Residents and Postdoctoral Researchers

Kurahara (2012) completed a 14-year study and reported that residency research requirements program “produced a ten-fold increase in resident publications and faculty involvement in these research projects” (p. 224). Findings suggest that residents who were actively involved in a research project during their residency, were more likely to publish their research later in their career.

Regrettably, this study used a weak definition of research as “case reports, pediatric advocacy, patient safety projects, and patient education, in addition to more traditional hypothesized research projects” (Kurahara, 2012, p. 225). Despite this weakness, the findings of this study support previous research on early-career research involving bolstering later career research productivity and apply those findings to the resident population.

Steiner (2002) performed a similar study looking at the long-term effects of postdoctoral fellowship research training on long-term career research productivity. The study found that those primary care fellows who had “influential mentors were more productive in research early after fellowship” (Steiner, 2002, p. 854). The study also suggested that the amount of time that the mentor and mentee have to devote to the relationship early on are also predictors of research success. These findings further support the inclusion of a strong research mentorship program not only for faculty, but for fellows as well.

Early- or Mid-Career Faculty

For early- or mid-career faculty, the importance of leadership skills shifts away from the expansion of knowledge and skills, towards long-term goal setting.
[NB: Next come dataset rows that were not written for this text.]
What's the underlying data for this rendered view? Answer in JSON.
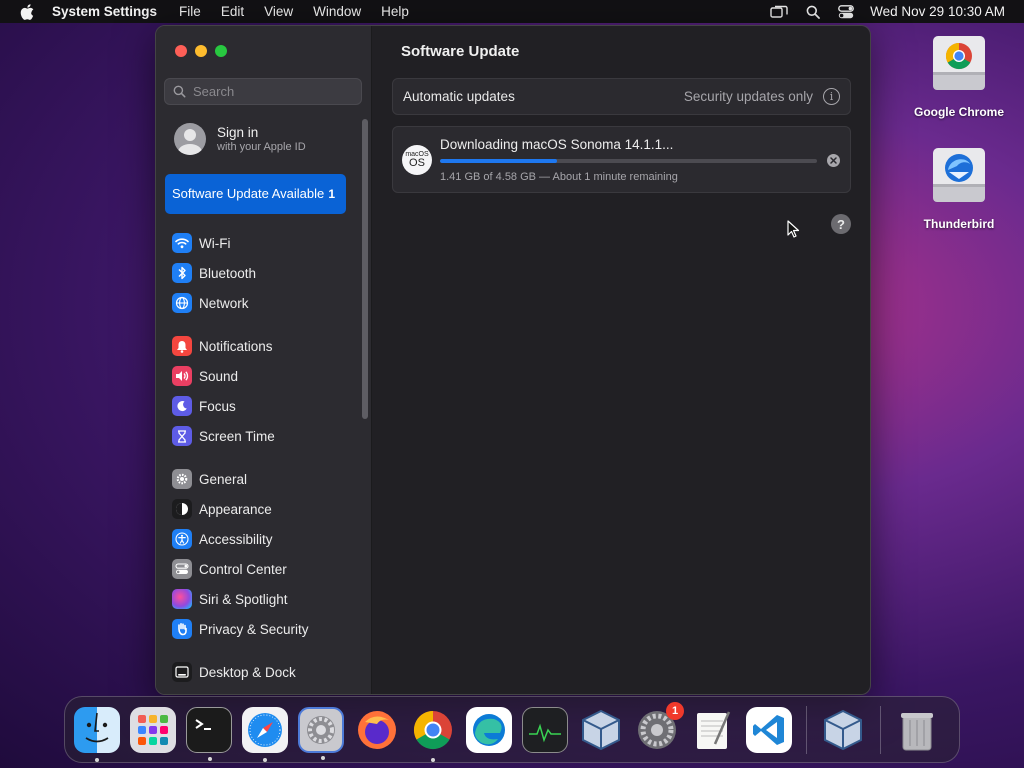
{
  "menubar": {
    "app_name": "System Settings",
    "menus": [
      "File",
      "Edit",
      "View",
      "Window",
      "Help"
    ],
    "clock": "Wed Nov 29  10:30 AM"
  },
  "sidebar": {
    "search_placeholder": "Search",
    "account": {
      "title": "Sign in",
      "subtitle": "with your Apple ID"
    },
    "update_item": {
      "label": "Software Update Available",
      "count": "1"
    },
    "groups": [
      [
        {
          "label": "Wi-Fi",
          "icon": "wifi-icon",
          "color": "#1f7ff5"
        },
        {
          "label": "Bluetooth",
          "icon": "bluetooth-icon",
          "color": "#1f7ff5"
        },
        {
          "label": "Network",
          "icon": "network-globe-icon",
          "color": "#1f7ff5"
        }
      ],
      [
        {
          "label": "Notifications",
          "icon": "bell-icon",
          "color": "#f4463f"
        },
        {
          "label": "Sound",
          "icon": "speaker-icon",
          "color": "#ea3f62"
        },
        {
          "label": "Focus",
          "icon": "moon-icon",
          "color": "#5e5ce6"
        },
        {
          "label": "Screen Time",
          "icon": "hourglass-icon",
          "color": "#5e5ce6"
        }
      ],
      [
        {
          "label": "General",
          "icon": "gear-icon",
          "color": "#8e8e93"
        },
        {
          "label": "Appearance",
          "icon": "appearance-icon",
          "color": "#1c1c1e"
        },
        {
          "label": "Accessibility",
          "icon": "accessibility-icon",
          "color": "#1f7ff5"
        },
        {
          "label": "Control Center",
          "icon": "control-center-icon",
          "color": "#8e8e93"
        },
        {
          "label": "Siri & Spotlight",
          "icon": "siri-icon",
          "color": "#8f4ae0"
        },
        {
          "label": "Privacy & Security",
          "icon": "hand-icon",
          "color": "#1f7ff5"
        }
      ],
      [
        {
          "label": "Desktop & Dock",
          "icon": "desktop-dock-icon",
          "color": "#1c1c1e"
        }
      ]
    ]
  },
  "content": {
    "title": "Software Update",
    "automatic": {
      "label": "Automatic updates",
      "value": "Security updates only"
    },
    "download": {
      "icon_small": "macOS",
      "icon_big": "OS",
      "title": "Downloading macOS Sonoma 14.1.1...",
      "progress": 0.31,
      "status": "1.41 GB of 4.58 GB — About 1 minute remaining"
    },
    "help_label": "?"
  },
  "desktop_icons": [
    {
      "label": "Google Chrome",
      "icon": "chrome-drive-icon"
    },
    {
      "label": "Thunderbird",
      "icon": "thunderbird-drive-icon"
    }
  ],
  "dock": {
    "apps": [
      {
        "name": "finder",
        "icon": "finder-icon",
        "running": true
      },
      {
        "name": "launchpad",
        "icon": "launchpad-icon",
        "running": false
      },
      {
        "name": "terminal",
        "icon": "terminal-icon",
        "running": true
      },
      {
        "name": "safari",
        "icon": "safari-icon",
        "running": true
      },
      {
        "name": "system-settings",
        "icon": "system-settings-icon",
        "running": true
      },
      {
        "name": "firefox",
        "icon": "firefox-icon",
        "running": false
      },
      {
        "name": "chrome",
        "icon": "chrome-icon",
        "running": true
      },
      {
        "name": "edge",
        "icon": "edge-icon",
        "running": false
      },
      {
        "name": "activity-monitor",
        "icon": "activity-monitor-icon",
        "running": false
      },
      {
        "name": "virtualbox",
        "icon": "virtualbox-icon",
        "running": false
      },
      {
        "name": "system-preferences",
        "icon": "system-preferences-icon",
        "running": false,
        "badge": "1"
      },
      {
        "name": "textedit",
        "icon": "textedit-icon",
        "running": false
      },
      {
        "name": "vscode",
        "icon": "vscode-icon",
        "running": false
      }
    ],
    "recent": {
      "name": "virtualbox",
      "icon": "virtualbox-icon"
    },
    "trash": {
      "name": "trash",
      "icon": "trash-icon"
    }
  }
}
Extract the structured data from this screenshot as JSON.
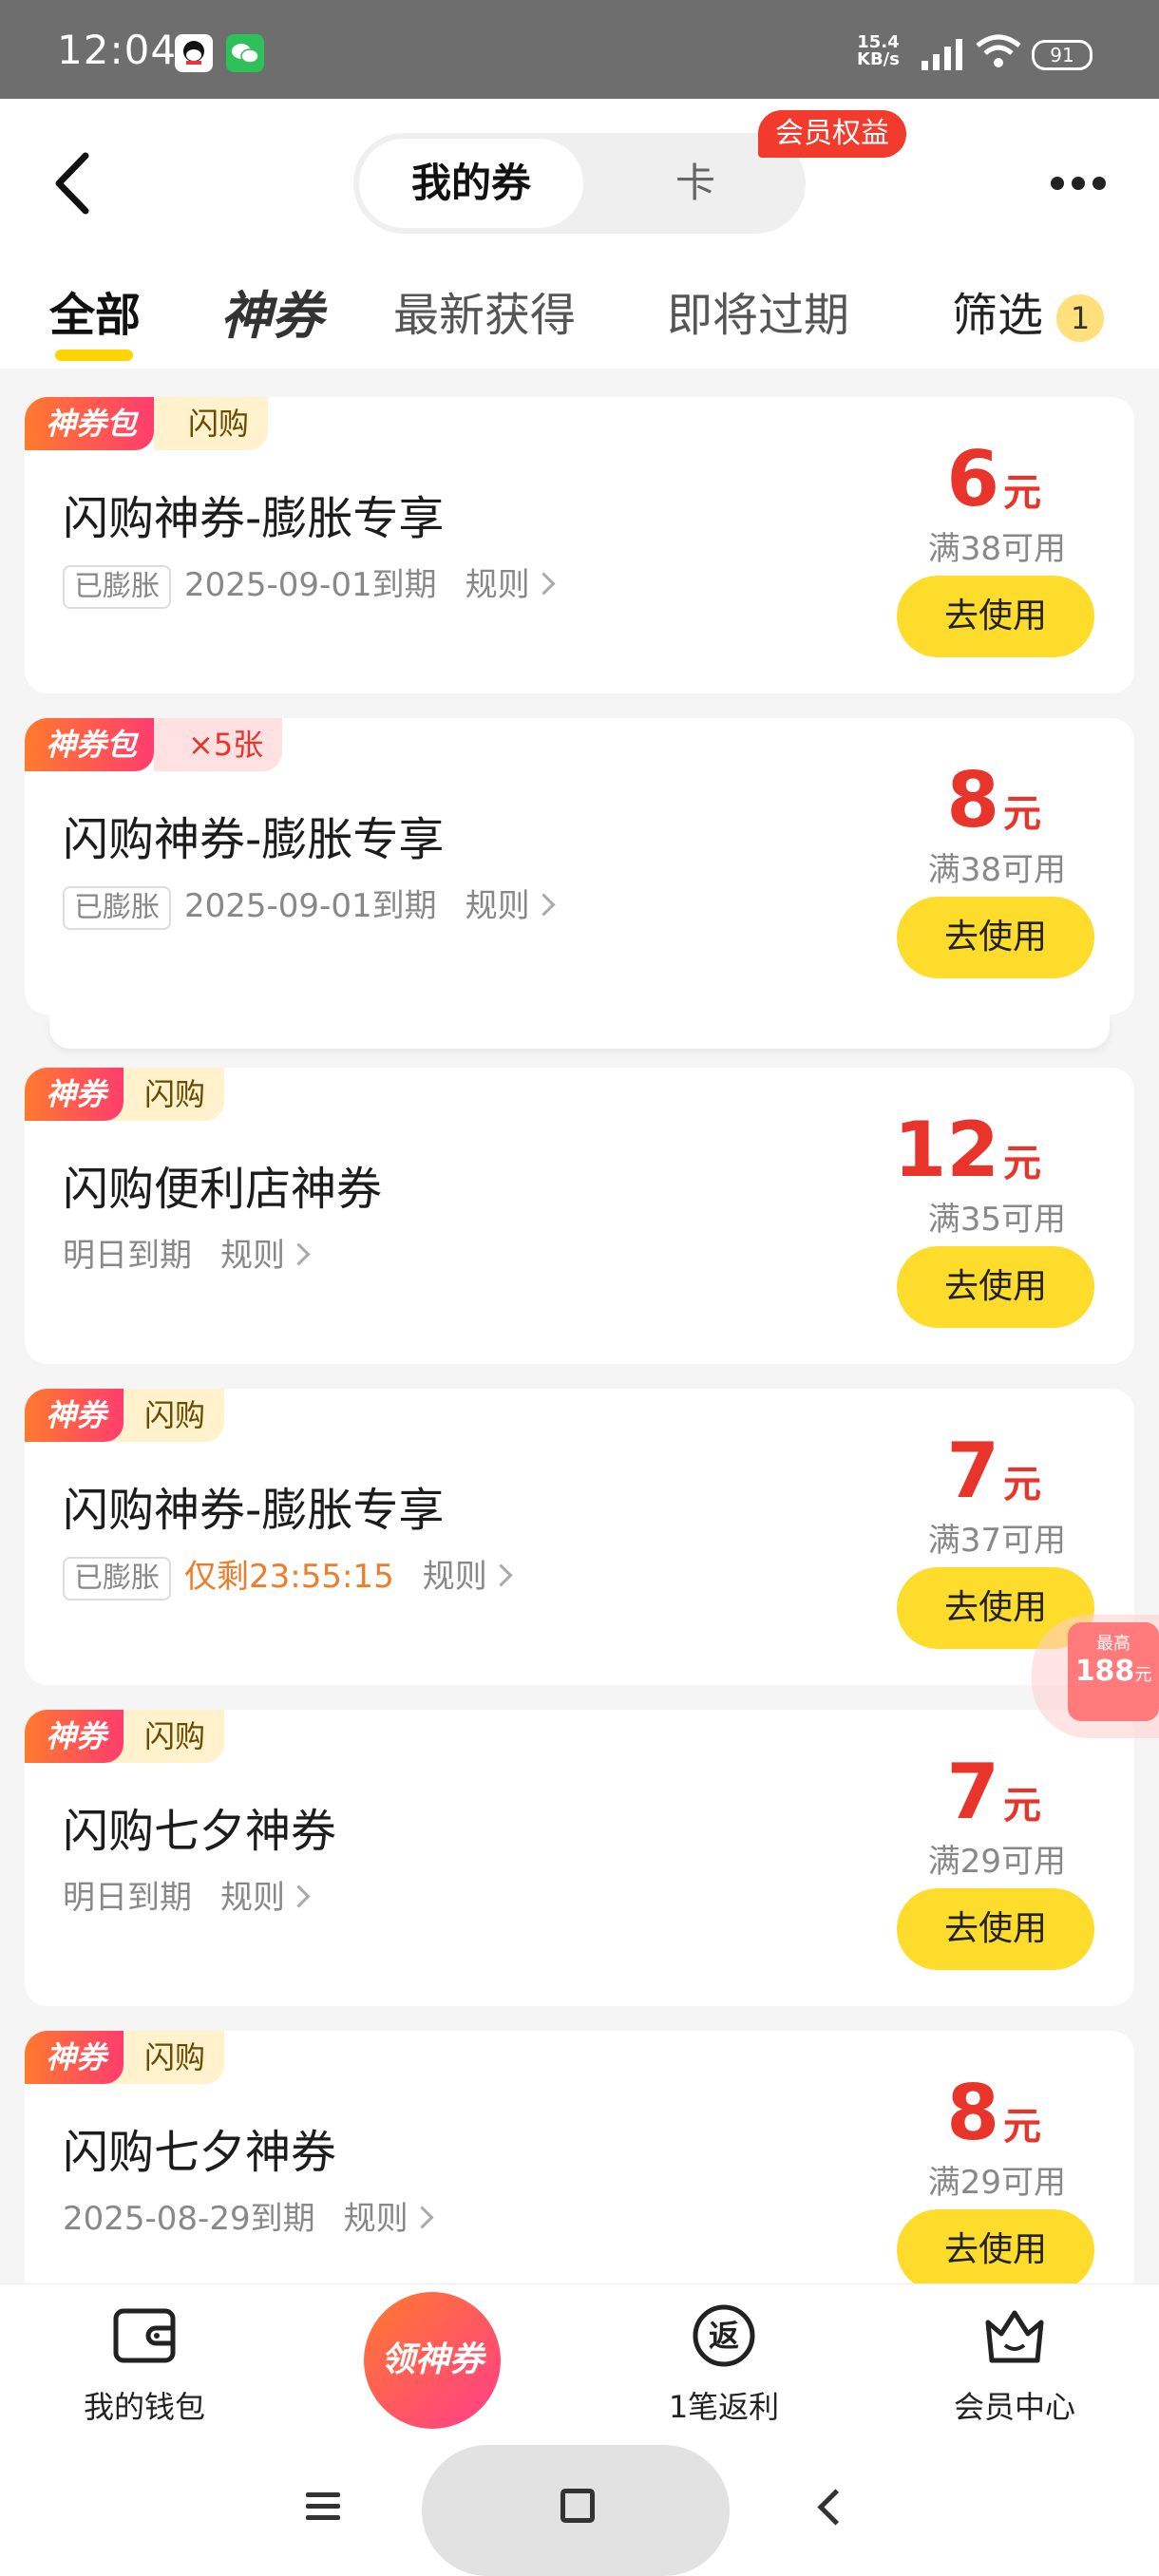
{
  "status_bar": {
    "time": "12:04",
    "net_speed_value": "15.4",
    "net_speed_unit": "KB/s",
    "battery": "91",
    "apps": [
      "qq-icon",
      "wechat-icon"
    ]
  },
  "header": {
    "tab_active": "我的券",
    "tab_inactive": "卡",
    "member_badge": "会员权益"
  },
  "filters": {
    "items": [
      "全部",
      "神券",
      "最新获得",
      "即将过期",
      "筛选"
    ],
    "count": "1"
  },
  "coupons": [
    {
      "tag1": "神券包",
      "tag2": "闪购",
      "title": "闪购神券-膨胀专享",
      "badge": "已膨胀",
      "expiry": "2025-09-01到期",
      "rule": "规则",
      "amount": "6",
      "unit": "元",
      "condition": "满38可用",
      "button": "去使用"
    },
    {
      "tag1": "神券包",
      "tag2": "×5张",
      "title": "闪购神券-膨胀专享",
      "badge": "已膨胀",
      "expiry": "2025-09-01到期",
      "rule": "规则",
      "amount": "8",
      "unit": "元",
      "condition": "满38可用",
      "button": "去使用"
    },
    {
      "tag1": "神券",
      "tag2": "闪购",
      "title": "闪购便利店神券",
      "badge": "",
      "expiry": "明日到期",
      "rule": "规则",
      "amount": "12",
      "unit": "元",
      "condition": "满35可用",
      "button": "去使用"
    },
    {
      "tag1": "神券",
      "tag2": "闪购",
      "title": "闪购神券-膨胀专享",
      "badge": "已膨胀",
      "expiry": "仅剩23:55:15",
      "rule": "规则",
      "amount": "7",
      "unit": "元",
      "condition": "满37可用",
      "button": "去使用"
    },
    {
      "tag1": "神券",
      "tag2": "闪购",
      "title": "闪购七夕神券",
      "badge": "",
      "expiry": "明日到期",
      "rule": "规则",
      "amount": "7",
      "unit": "元",
      "condition": "满29可用",
      "button": "去使用"
    },
    {
      "tag1": "神券",
      "tag2": "闪购",
      "title": "闪购七夕神券",
      "badge": "",
      "expiry": "2025-08-29到期",
      "rule": "规则",
      "amount": "8",
      "unit": "元",
      "condition": "满29可用",
      "button": "去使用"
    }
  ],
  "float_widget": {
    "top": "最高",
    "amount": "188",
    "unit": "元"
  },
  "bottom_nav": {
    "wallet": "我的钱包",
    "center": "领神券",
    "rebate": "1笔返利",
    "rebate_icon_char": "返",
    "member": "会员中心"
  },
  "colors": {
    "accent_yellow": "#fedc2c",
    "price_red": "#e8342b",
    "urgent_orange": "#ee7d2a"
  }
}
Results from self-assessments found that successful researchers attribute their success to establishing long-term research goals early in their career, recognizing that this was the first step to establishing independence as a research (Downs, 2013).

The findings of this study suggest that while mentoring, substantive knowledge development, and protected writing time are important, recognizing long-term goals are more important (Downs, 2013). The process of becoming a continuum of learning from resident to young faculty requires a recognition of knowledge gaps, filling those gaps with research mentorship and training, and then identifying long- and short-term goals.

Leadership characteristics predictive of faculty research productivity can be promoted through early-career skill development for residents, postdoctoral fellows, and early-career investigators. 

References

  • Downs, C. A., & Morrison, H. W. (2011). Beyond the PhD: Putting the right tools in your research toolbox. Biological research for nursing13(1), 5-14.
  • Kurahara, D. K., Kogachi, K., Yamane, M., Ly, C. L., Foster, J. H., Masaki-Tesoro, T., … & Rudoy, R. (2012). A pediatric residency research requirement to improve collaborative resident and faculty publication productivity. Hawai’i Journal of Medicine & Public Health71(8), 224.
  • Steiner, J. F., Lanphear, B. P., Curtis, P., & Vu, K. O. (2002). Indicators of early research productivity among primary care fellows. Journal of General Internal Medicine17(11), 854-860.